The authors reply
First, the study populations included in our review were heterogeneous. In particular, the study by Masri et al (2) conducted enrolled a trauma population which was younger, included more males, and had a higher rate of tracheostomy than other studies. We did take this into account in our review and rated down the quality of evidence for two outcomes (constipation and duration of mechanical ventilation) for heterogeneity. Of note, the study by Masri et al (2) does not disproportionately contribute to statistical heterogeneity, and its removal interestingly increases, rather than decreases, heterogeneity for the outcome of duration of mechanical ventilation. Further, our review specifically excluded any trials of patients with primary gastrointestinal disorders, and although it is possible that a small number of such patients were enrolled in the included trials, this is unlikely to have had a major impact on the results of the review. We agree with Prat et al (1) to caution clinicians against applying the results of this meta-analysis to patients with primary gastrointestinal diagnoses.

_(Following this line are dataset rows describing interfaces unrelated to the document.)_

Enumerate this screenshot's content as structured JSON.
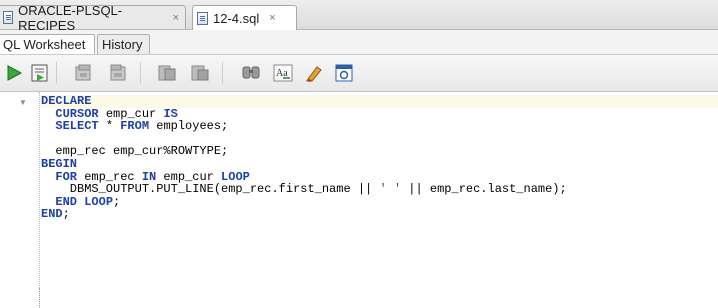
{
  "colors": {
    "keyword": "#1f3fa8",
    "string": "#1b6b1b",
    "current_line": "#fbfbe8"
  },
  "document_tabs": [
    {
      "label": "ORACLE-PLSQL-RECIPES",
      "icon": "connection-icon",
      "close": "×"
    },
    {
      "label": "12-4.sql",
      "icon": "sql-file-icon",
      "close": "×"
    }
  ],
  "subtabs": [
    {
      "label": "QL Worksheet"
    },
    {
      "label": "History"
    }
  ],
  "toolbar": [
    {
      "name": "run-statement-button",
      "icon": "play-icon"
    },
    {
      "name": "run-script-button",
      "icon": "script-icon"
    },
    {
      "name": "commit-button",
      "icon": "commit-icon"
    },
    {
      "name": "rollback-button",
      "icon": "rollback-icon"
    },
    {
      "name": "unshared-sql-button",
      "icon": "unshared-icon"
    },
    {
      "name": "cancel-button",
      "icon": "cancel-icon"
    },
    {
      "name": "sql-tuning-button",
      "icon": "tuning-icon"
    },
    {
      "name": "to-upper-lower-button",
      "icon": "case-icon"
    },
    {
      "name": "clear-button",
      "icon": "eraser-icon"
    },
    {
      "name": "autotrace-button",
      "icon": "autotrace-icon"
    }
  ],
  "editor": {
    "lines": [
      [
        {
          "t": "DECLARE",
          "k": "kw"
        }
      ],
      [
        {
          "t": "  "
        },
        {
          "t": "CURSOR",
          "k": "kw"
        },
        {
          "t": " emp_cur "
        },
        {
          "t": "IS",
          "k": "kw"
        }
      ],
      [
        {
          "t": "  "
        },
        {
          "t": "SELECT",
          "k": "kw"
        },
        {
          "t": " * "
        },
        {
          "t": "FROM",
          "k": "kw"
        },
        {
          "t": " employees;"
        }
      ],
      [
        {
          "t": ""
        }
      ],
      [
        {
          "t": "  emp_rec emp_cur%ROWTYPE;"
        }
      ],
      [
        {
          "t": "BEGIN",
          "k": "kw"
        }
      ],
      [
        {
          "t": "  "
        },
        {
          "t": "FOR",
          "k": "kw"
        },
        {
          "t": " emp_rec "
        },
        {
          "t": "IN",
          "k": "kw"
        },
        {
          "t": " emp_cur "
        },
        {
          "t": "LOOP",
          "k": "kw"
        }
      ],
      [
        {
          "t": "    DBMS_OUTPUT.PUT_LINE(emp_rec.first_name || "
        },
        {
          "t": "' '",
          "k": "str"
        },
        {
          "t": " || emp_rec.last_name);"
        }
      ],
      [
        {
          "t": "  "
        },
        {
          "t": "END LOOP",
          "k": "kw"
        },
        {
          "t": ";"
        }
      ],
      [
        {
          "t": "END",
          "k": "kw"
        },
        {
          "t": ";"
        }
      ]
    ]
  }
}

Second, despite the use of lactulose in all included trials, we acknowledge the variable interventions representing bowel protocols that were tested. Cointerventions were not well described, and these may have differed across trials. Ideally, randomization and effective blinding (as was performed in two trials) would minimize these effects, but their overall impact is uncertain and unreported. We did prespecify the timing of protocols for a subgroup analysis; however, timing did not seem to explain any of the observed heterogeneity of effects, and all such comparisons were between-trial rather than within-trial subgroup comparisons, rendering interpretation challenging (3). Although the observational study by Guardioloa et al (4) suggests that the timing of a bowel protocol may influence its effect, we focused on higher level evidence by including only randomized trials in this review. In everyday practice, timely initiation of bowel care protocols poses a challenge, as found in a recent mixed-methods study conducted by one of the authors, which revealed the difficulties in achieving high clinician compliance in using bowel care protocols (Warren and Kent, unpublished data).
Finally, the definition of constipation that we chose was based upon its incorporation in observational studies and randomized trials, and recommendations from the European Society of Intensive Care Medicine Working Group on Abdominal Problems (5). Whether this definition will endure in future studies is unclear. As we suggested, a new definition may be clinimetrically developed, ensuring its reproducibility, utility at the bedside, and association with patient-important outcomes, thus making it a suitable target for therapeutic interventions in clinical trials.
We thank Prat et al (1) for highlighting these limitations in the existing evidence and agree that more research is needed to guide practice in this often neglected aspect of critical care.